There starts the problem. Linux is no longer a cute thing to plug the hole created by a few small needs. Its an enterprise class operating system. Its, fsck’ing addictive too! Before you know it Linux will fit the bill so well that you’ll start to roll out lab after lab of clients. You’ll have server farms to handle your web applications. Computational clusters, terrabytes of file storage, network probes, mail servers, and…oh my! What have you done? Your Linux needs have developed into an entire infrastructure.
Hmmm…the ‘I’ word. How many people to you employ that primarily make your Linux go? How many servers did you buy last year that are running Linux? How are you benefiting from another department’s work and investments into Linux? How much are you paying?
Whoa! Paying? That’s right. Servers cost money. That social recluse in the corner cost you a pretty penny too. Or maybe, you are on the side lines not paying any attention to those guys in that other department making Linux go.
You! Yeah, bench warmer! I bet you are still using Linux. I bet you are using the Linux resources provided. I know that you at least have a clue that they are there and you are using them. In fact, Linux may be a major investment of your own. You’ve got hundreds of clients and servers and employees dedicated to Linux. But what about all those upstream resources in your organization? Can you carry on without those? (You just said yes, go back and think damn hard about it.)
The fact is, you can’t start from scratch when all the infrastructure and hard stuff is done for you. You use the resources provided. But Linux is free, right? You don’t have to pay for that stuff you get.
That’s unfair. That’s unfair to you. If you use a resource you need to be good and sure that you are contributing upstream. That’s what Open Source is all about, remember? Money isn’t all that needed, but it is needed. What extra benefits might you obtain if you funded an Opteron for upstream development when development doesn’t have one? What might you get from contributing resources to make mission critical service X highly available and fault tolerant? What benefits might you see for funding that extra server? Dare I mention testing equipment? Machines to build and develop with and different machines to test with?

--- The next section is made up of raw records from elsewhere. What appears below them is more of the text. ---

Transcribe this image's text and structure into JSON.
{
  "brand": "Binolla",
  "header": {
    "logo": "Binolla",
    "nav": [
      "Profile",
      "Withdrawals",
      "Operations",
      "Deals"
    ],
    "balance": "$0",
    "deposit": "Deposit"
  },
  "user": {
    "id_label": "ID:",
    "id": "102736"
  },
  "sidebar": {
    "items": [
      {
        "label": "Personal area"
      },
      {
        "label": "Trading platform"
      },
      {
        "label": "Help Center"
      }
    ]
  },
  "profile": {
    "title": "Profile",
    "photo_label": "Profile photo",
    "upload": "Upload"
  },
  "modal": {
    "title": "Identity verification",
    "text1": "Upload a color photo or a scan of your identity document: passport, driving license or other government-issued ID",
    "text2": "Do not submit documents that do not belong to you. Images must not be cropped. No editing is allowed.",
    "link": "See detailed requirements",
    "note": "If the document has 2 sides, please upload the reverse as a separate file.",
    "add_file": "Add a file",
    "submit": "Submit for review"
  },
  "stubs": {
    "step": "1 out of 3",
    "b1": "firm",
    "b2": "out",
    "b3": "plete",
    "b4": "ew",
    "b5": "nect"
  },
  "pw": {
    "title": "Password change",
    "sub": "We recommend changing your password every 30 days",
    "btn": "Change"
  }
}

Linux has a price. I’d wager its a metric boat load cheaper than a non Open Source solution. But you need to consider that. You need to consider where Linux can go at your organization with your extra resources and funding. You need to stop using your organization’s hard work, blood, sweat, and tears without contributing back to them. I don’t care how many hundreds of Linux machines you have. I don’t care if you only have one on Mondays and Thursdays. Its dead wrong to not think of the larger picture. Its dead wrong to assume someone else will pay for all the back-end equipment, testing equipment, and even licenses. Get responsible. Return the value of what you use.